There are many different kinds of meditation or prayer, Christian and non-Christian. However, I am confused regarding actual difference because these varieties, both Christian and non-Christian, seem largely to be arbitrarily constructed.

This question asks specifically about the rosary vs a mantra while I am interested in all methods generally. This one asks about sharing Bible references on the correct way to meditate but I think falls short as I do not believe the Bible is a meditation textbook. I also think none of the answers address my question as they seem to straw-man eastern meditation as harmful, demonic, or dulling.

That said, what do the Orthodox consider to be the characteristics that distinguish (for example) hesychasm from Patriarch zen? The practitioner of Patriarch zen assumes a still posture and remains attentive while removing all thoughts or images from her mind.

On the other hand, Wikipedia says (regarding hesychasm):

... that the primary task of the Hesychast is to engage in mental ascesis. This mental ascesis is the rejection of tempting thoughts (the "thieves") that come to the Hesychast as he watches in sober attention in his hermitage.

Sober, attentive watching. Is there a clear, defining line between meditations that are acceptable for Orthodox Christians and those that aren't? If so, what is it? If I don't yet have the opportunity to learn from a starets (please forgive me if that is the incorrect term), should I learn Patriarch zen from a righteous man who believes it will lead Christians toward God?

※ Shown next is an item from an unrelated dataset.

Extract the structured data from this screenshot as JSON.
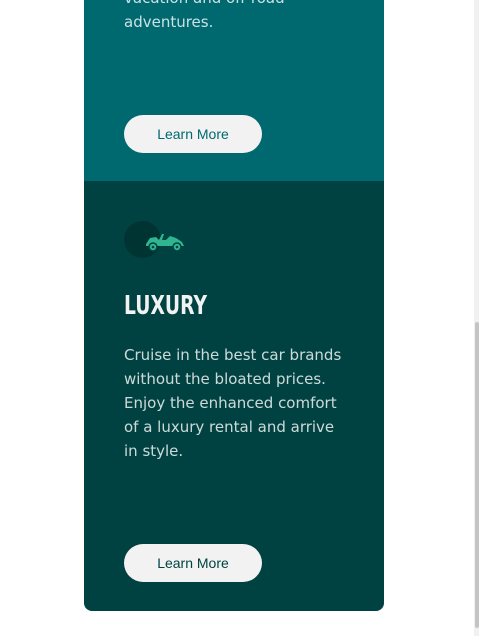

As far as I can tell, the answer is yes because it is the intention, correctness of practice, and unending goodness of our Lord that determines results. However, I would much rather admit my own fault than attempt to outsmart two-thousand years of great saints. Answers should reference official statements from authority figures in the Orthodox church. Thank you very much!